Bottom Line: By comparing the two sets of pediatric IBD microarray data, we found 83 genes were differentially expressed in a similar manner between pediatric Crohn's disease and ulcerative colitis.Up-regulation of the chemokine (C-C motif) ligand 2 (CCL2) gene that maps to 17q12, a confirmed IBD susceptibility loci, indicates that our comparison study can reveal known genetic associations with IBD.In comparing pediatric IBD and experimental colitis microarray data, we found common signatures amongst them including: (1) up-regulation of CXCL9 and S100A8; (2) cytokine-cytokine receptor pathway dysregulation; and (3) over-represented IRF1 and IRF2 transcription binding sites in the promoter region of up-regulated genes, and HNF1A and Lhx3 binding sites were over-represented in the promoter region of the down-regulated genes.

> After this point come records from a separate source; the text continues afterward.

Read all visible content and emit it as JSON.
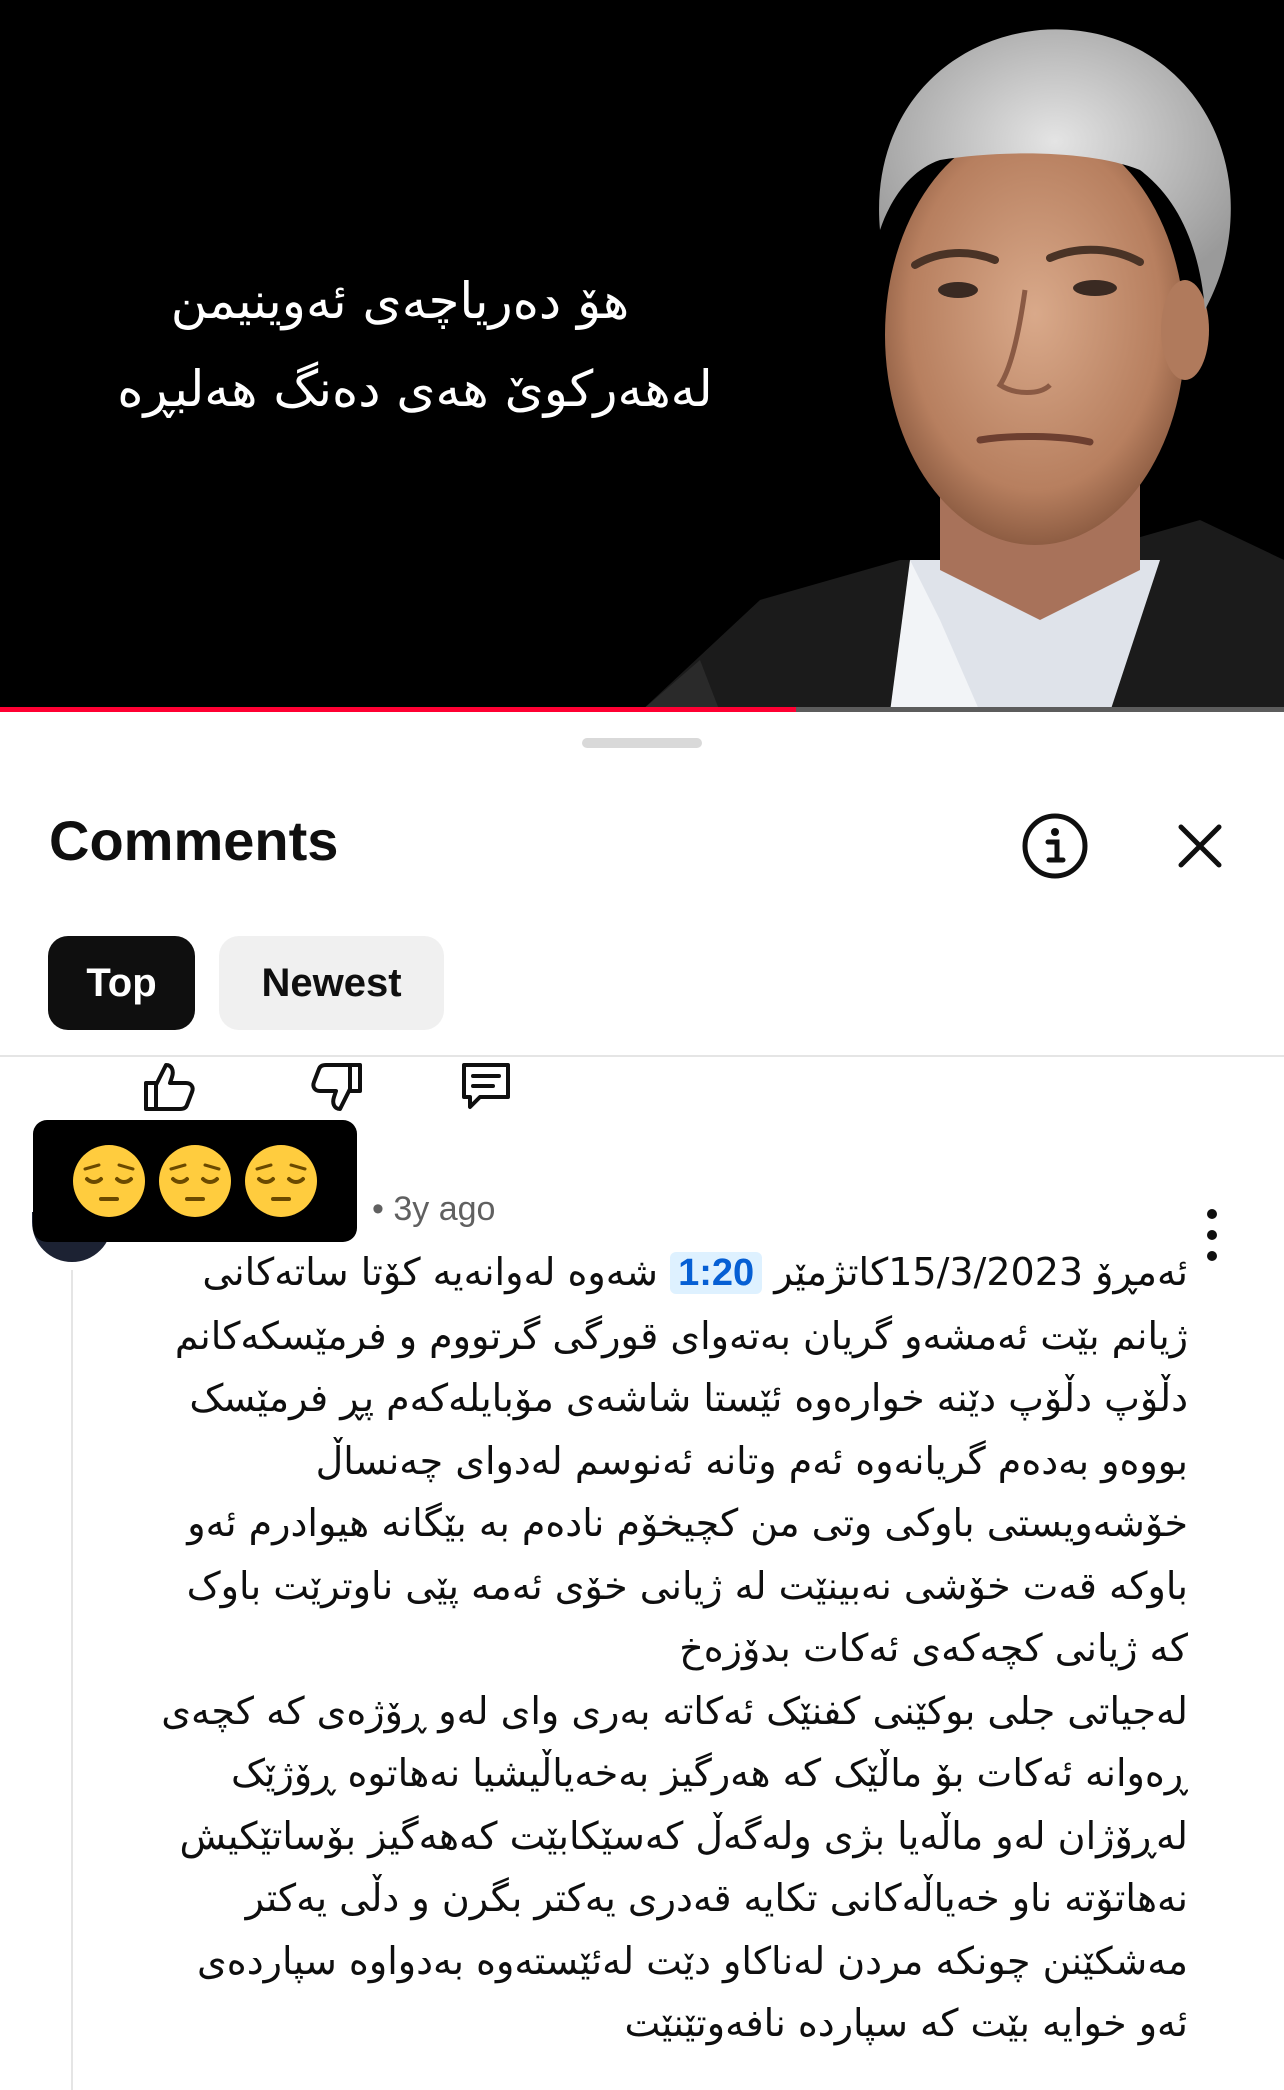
{
  "video": {
    "overlay_line1": "هۆ دەریاچەی ئەوینیمن",
    "overlay_line2": "لەهەرکوێ هەی دەنگ هەلبڕە",
    "progress_fraction": 0.62,
    "progress_color": "#ff0033"
  },
  "sheet": {
    "title": "Comments",
    "info_icon": "info-icon",
    "close_icon": "close-icon"
  },
  "filters": {
    "top": "Top",
    "newest": "Newest",
    "selected": "Top"
  },
  "actions": {
    "like_icon": "thumbs-up-icon",
    "dislike_icon": "thumbs-down-icon",
    "reply_icon": "reply-icon"
  },
  "reaction_emojis": [
    "😔",
    "😔",
    "😔"
  ],
  "comment": {
    "meta": "• 3y ago",
    "timestamp_link": "1:20",
    "line1_before": "ئەمڕۆ 15/3/2023کاتژمێر ",
    "line1_after": " شەوە لەوانەیە کۆتا ساتەکانی",
    "lines": [
      "ژیانم بێت ئەمشەو گریان بەتەوای قورگی گرتووم و فرمێسکەکانم",
      "دڵۆپ دڵۆپ دێنە خوارەوە ئێستا شاشەی مۆبایلەکەم پڕ فرمێسک",
      "بووەو بەدەم گریانەوە ئەم وتانە ئەنوسم لەدوای چەنساڵ",
      "خۆشەویستی باوکی وتی من کچیخۆم نادەم بە بێگانە هیوادرم ئەو",
      "باوکە قەت خۆشی نەبینێت لە ژیانی خۆی ئەمە پێی ناوترێت باوک",
      "کە ژیانی کچەکەی ئەکات بدۆزەخ",
      "لەجیاتی جلی بوکێنی کفنێک ئەکاتە بەری وای لەو ڕۆژەی کە کچەی",
      "ڕەوانە ئەکات بۆ ماڵێک کە هەرگیز بەخەیاڵیشیا نەهاتوە ڕۆژێک",
      "لەڕۆژان لەو ماڵەیا بژی ولەگەڵ کەسێکابێت کەهەگیز بۆساتێکیش",
      "نەهاتۆتە ناو خەیاڵەکانی تکایە قەدری یەکتر بگرن و دڵی یەکتر",
      "مەشکێنن چونکە مردن لەناکاو دێت لەئێستەوە بەدواوە سپاردەی",
      "ئەو خوایە بێت کە سپاردە نافەوتێنێت"
    ]
  }
}
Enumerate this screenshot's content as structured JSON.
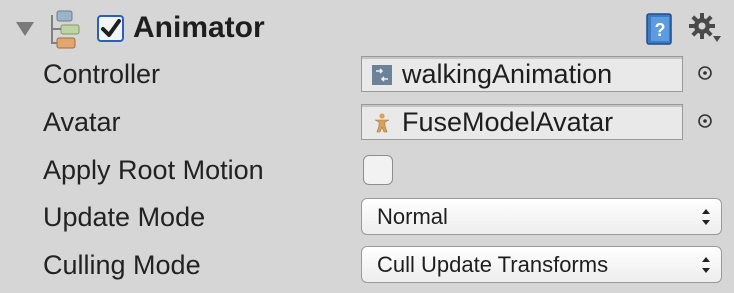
{
  "component": {
    "title": "Animator",
    "enabled": true,
    "icons": [
      "foldout-arrow-icon",
      "animator-component-icon",
      "help-book-icon",
      "gear-icon"
    ]
  },
  "fields": {
    "controller": {
      "label": "Controller",
      "value": "walkingAnimation",
      "icon": "animator-controller-icon"
    },
    "avatar": {
      "label": "Avatar",
      "value": "FuseModelAvatar",
      "icon": "avatar-figure-icon"
    },
    "apply_root_motion": {
      "label": "Apply Root Motion",
      "checked": false
    },
    "update_mode": {
      "label": "Update Mode",
      "value": "Normal"
    },
    "culling_mode": {
      "label": "Culling Mode",
      "value": "Cull Update Transforms"
    }
  },
  "colors": {
    "background": "#d6d6d6",
    "checkbox_accent": "#2b5fbf"
  }
}
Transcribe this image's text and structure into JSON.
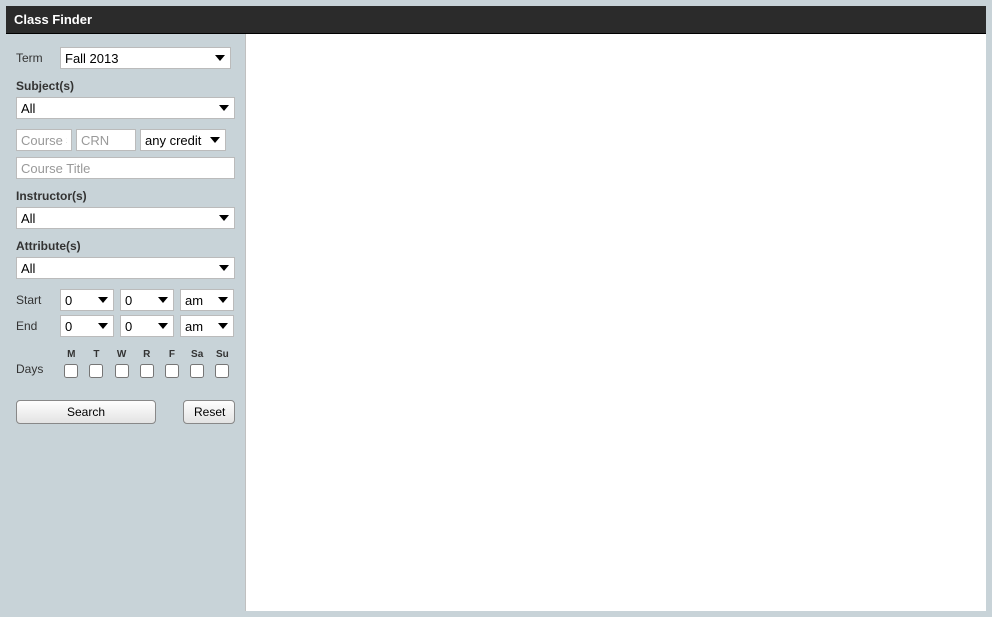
{
  "header": {
    "title": "Class Finder"
  },
  "term": {
    "label": "Term",
    "selected": "Fall 2013"
  },
  "subject": {
    "label": "Subject(s)",
    "selected": "All"
  },
  "courseNum": {
    "placeholder": "Course #"
  },
  "crn": {
    "placeholder": "CRN"
  },
  "credit": {
    "selected": "any credit"
  },
  "courseTitle": {
    "placeholder": "Course Title"
  },
  "instructor": {
    "label": "Instructor(s)",
    "selected": "All"
  },
  "attribute": {
    "label": "Attribute(s)",
    "selected": "All"
  },
  "start": {
    "label": "Start",
    "hour": "0",
    "minute": "0",
    "ampm": "am"
  },
  "end": {
    "label": "End",
    "hour": "0",
    "minute": "0",
    "ampm": "am"
  },
  "days": {
    "label": "Days",
    "items": [
      {
        "abbr": "M"
      },
      {
        "abbr": "T"
      },
      {
        "abbr": "W"
      },
      {
        "abbr": "R"
      },
      {
        "abbr": "F"
      },
      {
        "abbr": "Sa"
      },
      {
        "abbr": "Su"
      }
    ]
  },
  "buttons": {
    "search": "Search",
    "reset": "Reset"
  }
}
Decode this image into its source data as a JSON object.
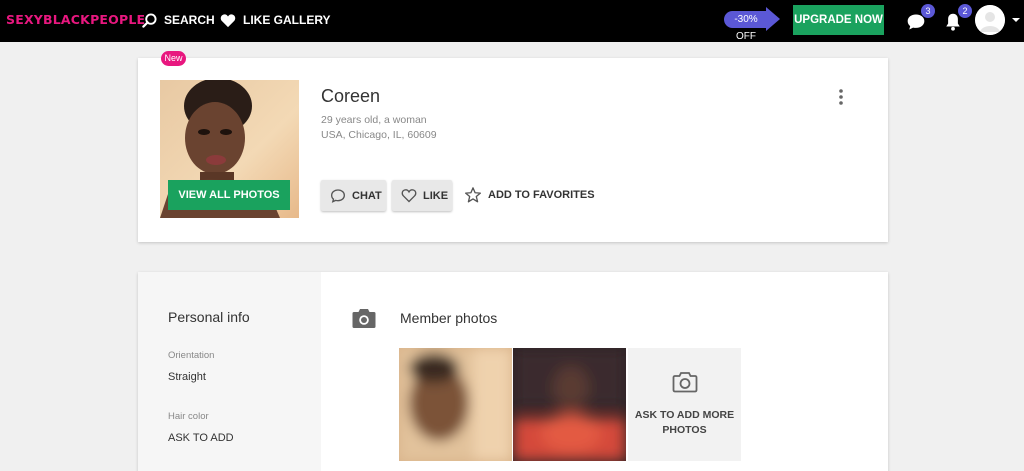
{
  "header": {
    "logo_part1": "SEXYBLACK",
    "logo_part2": "PEOPLE",
    "nav": {
      "search": "SEARCH",
      "like_gallery": "LIKE GALLERY"
    },
    "discount": "-30% OFF",
    "upgrade": "UPGRADE NOW",
    "messages_count": "3",
    "notifications_count": "2"
  },
  "profile": {
    "new_badge": "New",
    "name": "Coreen",
    "age_gender": "29 years old, a woman",
    "location": "USA, Chicago, IL, 60609",
    "view_photos": "VIEW ALL PHOTOS",
    "chat": "CHAT",
    "like": "LIKE",
    "favorites": "ADD TO FAVORITES"
  },
  "personal_info": {
    "title": "Personal info",
    "fields": [
      {
        "label": "Orientation",
        "value": "Straight"
      },
      {
        "label": "Hair color",
        "value": "ASK TO ADD"
      }
    ]
  },
  "member_photos": {
    "title": "Member photos",
    "add_more": "ASK TO ADD MORE PHOTOS"
  },
  "colors": {
    "brand_pink": "#e8177f",
    "accent_purple": "#5b58d6",
    "green": "#1aa25e"
  }
}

View Article: PubMed Central - PubMed

Affiliation: Division of Digestive Diseases, Inflammatory Bowel Disease Center, David Geffen School of Medicine at UCLA , Los Angeles, CA , USA.

ABSTRACT
Experimental models of colitis in mice have been used extensively for analyzing the molecular events that occur during inflammatory bowel disease (IBD) development. However, it is uncertain to what extent the experimental models reproduce features of human IBD. This is largely due to the lack of precise methods for direct and comprehensive comparison of mouse and human inflamed colon tissue at the molecular level. Here, we use global gene expression patterns of two sets of pediatric IBD and two mouse models of colitis to obtain a direct comparison of the genome signatures of mouse and human IBD. By comparing the two sets of pediatric IBD microarray data, we found 83 genes were differentially expressed in a similar manner between pediatric Crohn's disease and ulcerative colitis. Up-regulation of the chemokine (C-C motif) ligand 2 (CCL2) gene that maps to 17q12, a confirmed IBD susceptibility loci, indicates that our comparison study can reveal known genetic associations with IBD. In comparing pediatric IBD and experimental colitis microarray data, we found common signatures amongst them including: (1) up-regulation of CXCL9 and S100A8; (2) cytokine-cytokine receptor pathway dysregulation; and (3) over-represented IRF1 and IRF2 transcription binding sites in the promoter region of up-regulated genes, and HNF1A and Lhx3 binding sites were over-represented in the promoter region of the down-regulated genes. In summary, this study provides a comprehensive view of transcriptome changes between different pediatric IBD populations in comparison with different colitis models. These findings reveal several new molecular targets for further study in the regulation of colitis.

No MeSH data available.


Related in: MedlinePlus